An exact retyping of every record is required.

[[ MATERIAL TO PROCESS open ]]

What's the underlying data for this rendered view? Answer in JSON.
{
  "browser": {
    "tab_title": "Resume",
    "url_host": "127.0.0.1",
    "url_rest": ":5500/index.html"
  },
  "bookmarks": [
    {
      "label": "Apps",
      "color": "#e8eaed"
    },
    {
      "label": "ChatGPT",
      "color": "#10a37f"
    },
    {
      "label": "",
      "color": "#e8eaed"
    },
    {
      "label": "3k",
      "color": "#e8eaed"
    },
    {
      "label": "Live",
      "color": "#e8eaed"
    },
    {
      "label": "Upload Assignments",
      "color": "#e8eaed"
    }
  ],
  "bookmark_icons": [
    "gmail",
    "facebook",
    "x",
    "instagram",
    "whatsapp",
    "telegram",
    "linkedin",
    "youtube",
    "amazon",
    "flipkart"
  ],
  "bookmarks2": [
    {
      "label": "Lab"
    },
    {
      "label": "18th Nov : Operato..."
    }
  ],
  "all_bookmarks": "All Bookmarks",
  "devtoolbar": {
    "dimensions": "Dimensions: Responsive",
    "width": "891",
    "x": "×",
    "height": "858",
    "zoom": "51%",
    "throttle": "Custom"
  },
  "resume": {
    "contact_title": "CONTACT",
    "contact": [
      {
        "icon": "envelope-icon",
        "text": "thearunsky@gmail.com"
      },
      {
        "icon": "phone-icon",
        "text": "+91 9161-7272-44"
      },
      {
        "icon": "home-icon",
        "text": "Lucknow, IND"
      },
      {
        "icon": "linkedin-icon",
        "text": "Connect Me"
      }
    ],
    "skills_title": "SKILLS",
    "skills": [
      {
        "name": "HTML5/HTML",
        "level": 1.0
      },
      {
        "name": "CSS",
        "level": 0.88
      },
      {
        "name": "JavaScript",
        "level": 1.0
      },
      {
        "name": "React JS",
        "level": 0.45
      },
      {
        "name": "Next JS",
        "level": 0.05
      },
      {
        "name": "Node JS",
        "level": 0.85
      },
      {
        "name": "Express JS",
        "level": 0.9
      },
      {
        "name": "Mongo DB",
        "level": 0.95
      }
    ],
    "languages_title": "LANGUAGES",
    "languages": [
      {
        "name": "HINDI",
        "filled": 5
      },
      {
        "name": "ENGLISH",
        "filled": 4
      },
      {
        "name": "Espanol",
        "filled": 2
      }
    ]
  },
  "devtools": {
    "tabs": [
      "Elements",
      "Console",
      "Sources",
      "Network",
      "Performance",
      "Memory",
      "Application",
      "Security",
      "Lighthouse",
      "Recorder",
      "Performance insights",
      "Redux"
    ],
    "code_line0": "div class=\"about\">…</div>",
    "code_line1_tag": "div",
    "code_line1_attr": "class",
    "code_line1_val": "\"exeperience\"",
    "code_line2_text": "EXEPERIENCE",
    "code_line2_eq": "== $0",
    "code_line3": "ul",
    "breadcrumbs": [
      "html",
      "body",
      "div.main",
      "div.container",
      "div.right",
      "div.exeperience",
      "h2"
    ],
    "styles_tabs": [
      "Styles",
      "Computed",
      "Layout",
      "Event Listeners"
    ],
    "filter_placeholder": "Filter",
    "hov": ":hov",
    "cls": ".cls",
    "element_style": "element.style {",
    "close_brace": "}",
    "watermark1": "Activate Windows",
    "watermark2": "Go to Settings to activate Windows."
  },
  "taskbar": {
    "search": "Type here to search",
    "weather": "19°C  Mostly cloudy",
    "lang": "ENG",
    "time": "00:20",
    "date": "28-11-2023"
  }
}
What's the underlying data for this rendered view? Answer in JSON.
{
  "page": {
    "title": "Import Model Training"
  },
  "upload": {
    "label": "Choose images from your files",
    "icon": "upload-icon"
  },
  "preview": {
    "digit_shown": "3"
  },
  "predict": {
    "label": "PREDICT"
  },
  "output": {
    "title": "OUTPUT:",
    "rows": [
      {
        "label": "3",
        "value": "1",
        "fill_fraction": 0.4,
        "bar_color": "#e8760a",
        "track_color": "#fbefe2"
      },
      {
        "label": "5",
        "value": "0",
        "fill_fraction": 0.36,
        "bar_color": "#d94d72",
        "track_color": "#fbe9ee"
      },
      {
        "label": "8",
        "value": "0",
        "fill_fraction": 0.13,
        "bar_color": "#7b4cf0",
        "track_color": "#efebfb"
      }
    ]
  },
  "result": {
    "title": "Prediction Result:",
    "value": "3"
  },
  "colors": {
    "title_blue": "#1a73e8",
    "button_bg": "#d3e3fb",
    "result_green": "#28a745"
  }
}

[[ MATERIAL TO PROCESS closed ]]

**EXERCISE ANSWER**
What's the underlying data for this rendered view? Answer in JSON.
{
  "browser": {
    "tab_title": "Resume",
    "url_host": "127.0.0.1",
    "url_rest": ":5500/index.html"
  },
  "bookmarks": [
    {
      "label": "Apps",
      "color": "#e8eaed"
    },
    {
      "label": "ChatGPT",
      "color": "#10a37f"
    },
    {
      "label": "",
      "color": "#e8eaed"
    },
    {
      "label": "3k",
      "color": "#e8eaed"
    },
    {
      "label": "Live",
      "color": "#e8eaed"
    },
    {
      "label": "Upload Assignments",
      "color": "#e8eaed"
    }
  ],
  "bookmark_icons": [
    "gmail",
    "facebook",
    "x",
    "instagram",
    "whatsapp",
    "telegram",
    "linkedin",
    "youtube",
    "amazon",
    "flipkart"
  ],
  "bookmarks2": [
    {
      "label": "Lab"
    },
    {
      "label": "18th Nov : Operato..."
    }
  ],
  "all_bookmarks": "All Bookmarks",
  "devtoolbar": {
    "dimensions": "Dimensions: Responsive",
    "width": "891",
    "x": "×",
    "height": "858",
    "zoom": "51%",
    "throttle": "Custom"
  },
  "resume": {
    "contact_title": "CONTACT",
    "contact": [
      {
        "icon": "envelope-icon",
        "text": "thearunsky@gmail.com"
      },
      {
        "icon": "phone-icon",
        "text": "+91 9161-7272-44"
      },
      {
        "icon": "home-icon",
        "text": "Lucknow, IND"
      },
      {
        "icon": "linkedin-icon",
        "text": "Connect Me"
      }
    ],
    "skills_title": "SKILLS",
    "skills": [
      {
        "name": "HTML5/HTML",
        "level": 1.0
      },
      {
        "name": "CSS",
        "level": 0.88
      },
      {
        "name": "JavaScript",
        "level": 1.0
      },
      {
        "name": "React JS",
        "level": 0.45
      },
      {
        "name": "Next JS",
        "level": 0.05
      },
      {
        "name": "Node JS",
        "level": 0.85
      },
      {
        "name": "Express JS",
        "level": 0.9
      },
      {
        "name": "Mongo DB",
        "level": 0.95
      }
    ],
    "languages_title": "LANGUAGES",
    "languages": [
      {
        "name": "HINDI",
        "filled": 5
      },
      {
        "name": "ENGLISH",
        "filled": 4
      },
      {
        "name": "Espanol",
        "filled": 2
      }
    ]
  },
  "devtools": {
    "tabs": [
      "Elements",
      "Console",
      "Sources",
      "Network",
      "Performance",
      "Memory",
      "Application",
      "Security",
      "Lighthouse",
      "Recorder",
      "Performance insights",
      "Redux"
    ],
    "code_line0": "div class=\"about\">…</div>",
    "code_line1_tag": "div",
    "code_line1_attr": "class",
    "code_line1_val": "\"exeperience\"",
    "code_line2_text": "EXEPERIENCE",
    "code_line2_eq": "== $0",
    "code_line3": "ul",
    "breadcrumbs": [
      "html",
      "body",
      "div.main",
      "div.container",
      "div.right",
      "div.exeperience",
      "h2"
    ],
    "styles_tabs": [
      "Styles",
      "Computed",
      "Layout",
      "Event Listeners"
    ],
    "filter_placeholder": "Filter",
    "hov": ":hov",
    "cls": ".cls",
    "element_style": "element.style {",
    "close_brace": "}",
    "watermark1": "Activate Windows",
    "watermark2": "Go to Settings to activate Windows."
  },
  "taskbar": {
    "search": "Type here to search",
    "weather": "19°C  Mostly cloudy",
    "lang": "ENG",
    "time": "00:20",
    "date": "28-11-2023"
  }
}
What's the underlying data for this rendered view? Answer in JSON.
{
  "page": {
    "title": "Import Model Training"
  },
  "upload": {
    "label": "Choose images from your files",
    "icon": "upload-icon"
  },
  "preview": {
    "digit_shown": "3"
  },
  "predict": {
    "label": "PREDICT"
  },
  "output": {
    "title": "OUTPUT:",
    "rows": [
      {
        "label": "3",
        "value": "1",
        "fill_fraction": 0.4,
        "bar_color": "#e8760a",
        "track_color": "#fbefe2"
      },
      {
        "label": "5",
        "value": "0",
        "fill_fraction": 0.36,
        "bar_color": "#d94d72",
        "track_color": "#fbe9ee"
      },
      {
        "label": "8",
        "value": "0",
        "fill_fraction": 0.13,
        "bar_color": "#7b4cf0",
        "track_color": "#efebfb"
      }
    ]
  },
  "result": {
    "title": "Prediction Result:",
    "value": "3"
  },
  "colors": {
    "title_blue": "#1a73e8",
    "button_bg": "#d3e3fb",
    "result_green": "#28a745"
  }
}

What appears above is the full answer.